Compassionate caregiving

One of the most promising aspects of Kong’s work is the Sensory Program piloted within the past year in the Children’s of Alabama Emergency Department.

Emergency rooms can be overwhelming places, Kong said, with bright lights, loud noises and a lot of hustle and bustle — all of which can trigger a child who is more sensory-sensitive. The program encourages clinicians to pay special attention to children who have difficulty with sensory overload.

“By giving kids noise-canceling headphones or making the room a little darker, you can help calm the child down,” Kong said. Then a physician can learn why the child came to the Emergency Room in the first place and make a medical diagnosis.

The six-month data from the pilot program, Kong said, has generated positive feedback from patients, their families and caregivers who feel more comfortable dealing with special needs children and their specific issues.

“As a pediatrician, I work in an acute-care setting, and often we encounter children who have sensory sensitivities — for instance, those who are on the spectrum or have Down syndrome,” Kong said. “They might come to the hospital for an ear ache, but if the light is too bright or it’s too loud and overwhelming, the sensory overload can be a barrier to diagnosis as it may be difficult to tease apart why they are agitated.”

By educating medical providers and staff about issues related to sensory dysregulation and providing accommodations for children with sensory sensitivities that may mitigate these challenges, the health care provider is better able to diagnose the child, she said.

The gift of tech

In addition to education, KultureCity also is dedicated to making life easier for families of children with special needs. Its tablet:KULTURE initiative provides tablets such as Kindle Fires or iPads to families with minimally verbal or nonverbal children, which can help them make “significant and rapid gains” in communication.

“Once there is knowledge, automatically comes the empathy. Before that, you don’t know what they’re going through, and it’s natural for us to make assumptions. But once you realize why they are having a meltdown, why they are screaming, with that empathy comes inclusion and acceptance.” 

KultureCity also provides families with lifeBOKS, a free kit containing a Bluetooth tracking device, a shoe ID with QR code technology, window and door alarms and temporary identification tattoos. Fifty percent of autistic children wander or bolt from safety, KultureCity.org says, and more than 60 percent of their families avoid activities due to the fear of wandering.

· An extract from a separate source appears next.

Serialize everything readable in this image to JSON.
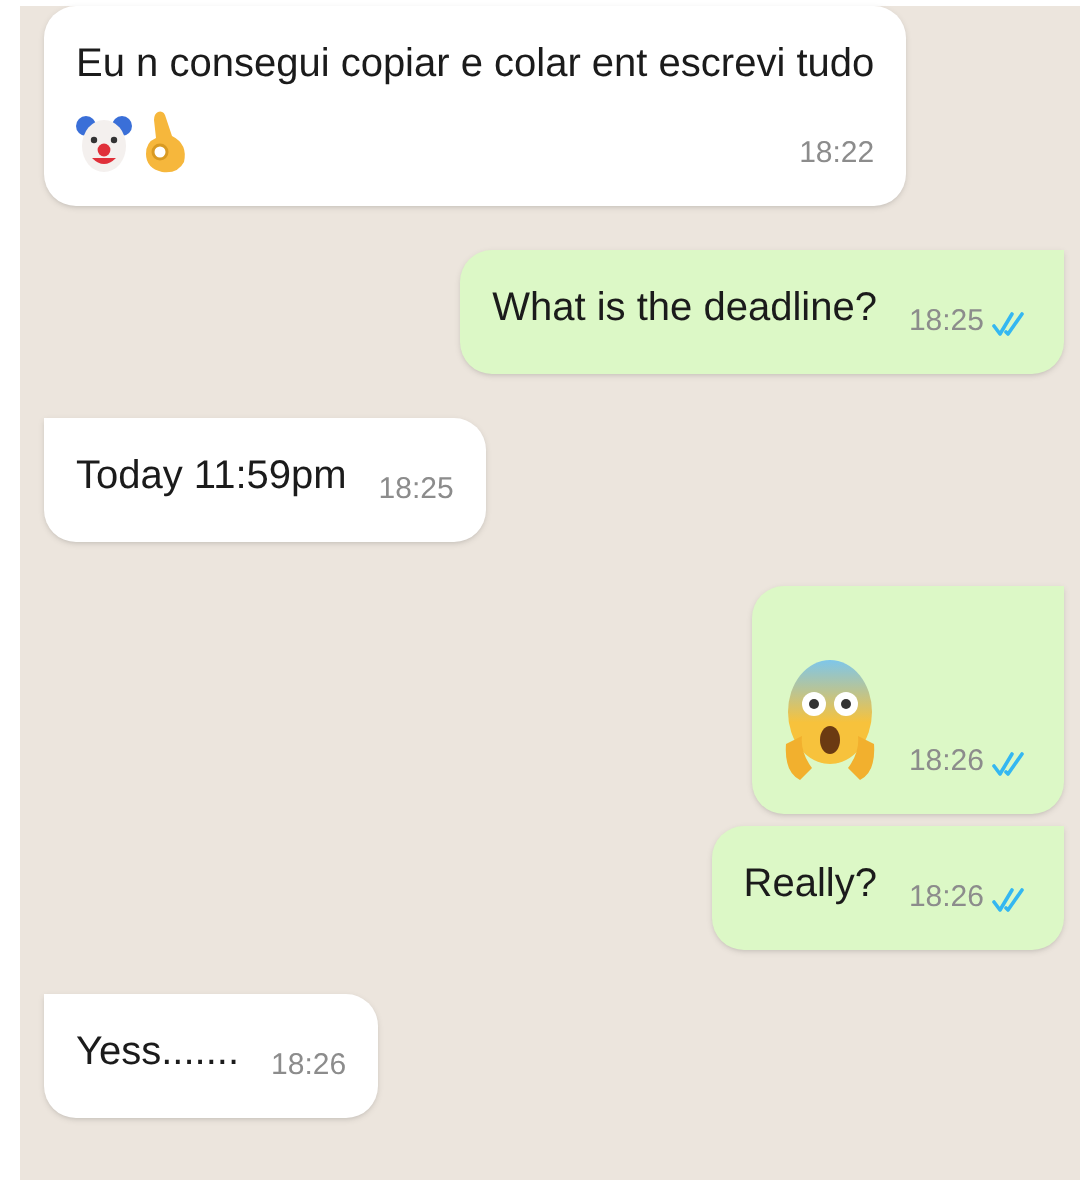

“Unlike typical kids, when you call [an autistic child], they don’t answer back, or they might run away further,” Kong said. “Incidents of drowning and wandering are high. We realized there wasn’t anything readily available to families to help prevent this.”

A culture of change

Kong said KultureCity’s greatest priority is helping communities understand what it means to have a disability. This means showing people there is a need for more accessibility and that it is possible for communities to become more accessible.

“We get excited to see people and institutions and facilities stepping up to the plate and saying, ‘We want to serve. How can we do that?’” Kong said. “Sometimes you don’t realize the need is there. Once you see it, you can’t un-see it.”

In the end, Kong said, the goal is to change the ways people with disabilities and their families can interact with their community, and show community members the reasons they should care and the ways they can be a part of the solution.

“Once there is knowledge, automatically comes the empathy,” Kong said. “Before that you don’t know what they’re going through, and it’s natural for us to make assumptions. But once you realize why they are having a meltdown, why they are screaming, with that empathy comes inclusion and acceptance.”

To learn more about the foundation, lifeBOKS, tablet:KULTURE or to or donate to KultureCity, visit kulturecity.org